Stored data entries
------------------------------------------------------------

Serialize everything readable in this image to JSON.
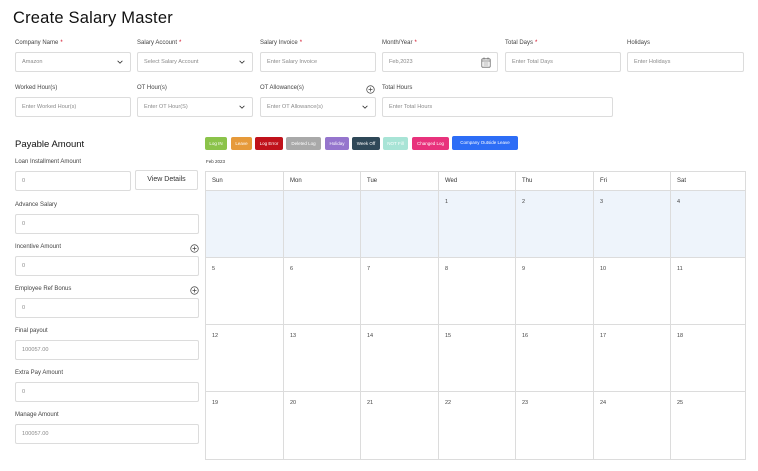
{
  "page": {
    "title": "Create Salary Master"
  },
  "top_fields": {
    "company": {
      "label": "Company Name",
      "value": "Amazon"
    },
    "salary_account": {
      "label": "Salary Account",
      "placeholder": "Select Salary Account"
    },
    "salary_invoice": {
      "label": "Salary Invoice",
      "placeholder": "Enter Salary Invoice"
    },
    "month_year": {
      "label": "Month/Year",
      "value": "Feb,2023"
    },
    "total_days": {
      "label": "Total Days",
      "placeholder": "Enter Total Days"
    },
    "holidays": {
      "label": "Holidays",
      "placeholder": "Enter Holidays"
    },
    "worked_hours": {
      "label": "Worked Hour(s)",
      "placeholder": "Enter Worked Hour(s)"
    },
    "ot_hours": {
      "label": "OT Hour(s)",
      "placeholder": "Enter OT Hour(S)"
    },
    "ot_allowance": {
      "label": "OT Allowance(s)",
      "placeholder": "Enter OT Allowance(s)"
    },
    "total_hours": {
      "label": "Total Hours",
      "placeholder": "Enter Total Hours"
    }
  },
  "payable": {
    "title": "Payable Amount",
    "view_details": "View Details",
    "loan": {
      "label": "Loan Installment Amount",
      "value": "0"
    },
    "advance": {
      "label": "Advance Salary",
      "value": "0"
    },
    "incentive": {
      "label": "Incentive Amount",
      "value": "0"
    },
    "referral": {
      "label": "Employee Ref Bonus",
      "value": "0"
    },
    "final_payout": {
      "label": "Final payout",
      "value": "100057.00"
    },
    "extra_pay": {
      "label": "Extra Pay Amount",
      "value": "0"
    },
    "manage_amount": {
      "label": "Manage Amount",
      "value": "100057.00"
    }
  },
  "legend": [
    {
      "label": "Log IN",
      "color": "#8bc34a"
    },
    {
      "label": "Leave",
      "color": "#e69a3a"
    },
    {
      "label": "Log Error",
      "color": "#c0121b"
    },
    {
      "label": "Deleted Log",
      "color": "#a9a9a9"
    },
    {
      "label": "Holiday",
      "color": "#9575cd"
    },
    {
      "label": "Week Off",
      "color": "#2f4858"
    },
    {
      "label": "NOT Fill",
      "color": "#a8e4d6"
    },
    {
      "label": "Changed Log",
      "color": "#e8327c"
    },
    {
      "label": "Company Outside Leave",
      "color": "#2d6df6"
    }
  ],
  "calendar": {
    "month_label": "Feb 2023",
    "days": [
      "Sun",
      "Mon",
      "Tue",
      "Wed",
      "Thu",
      "Fri",
      "Sat"
    ],
    "weeks": [
      [
        "",
        "",
        "",
        "1",
        "2",
        "3",
        "4"
      ],
      [
        "5",
        "6",
        "7",
        "8",
        "9",
        "10",
        "11"
      ],
      [
        "12",
        "13",
        "14",
        "15",
        "16",
        "17",
        "18"
      ],
      [
        "19",
        "20",
        "21",
        "22",
        "23",
        "24",
        "25"
      ]
    ]
  },
  "icons": {
    "dropdown": "chevron-down-icon",
    "calendar": "calendar-icon",
    "add": "plus-circle-icon"
  }
}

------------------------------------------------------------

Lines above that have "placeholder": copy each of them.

      "placeholder": "Select Salary Account"
      "placeholder": "Enter Salary Invoice"
      "placeholder": "Enter Total Days"
      "placeholder": "Enter Holidays"
      "placeholder": "Enter Worked Hour(s)"
      "placeholder": "Enter OT Hour(S)"
      "placeholder": "Enter OT Allowance(s)"
      "placeholder": "Enter Total Hours"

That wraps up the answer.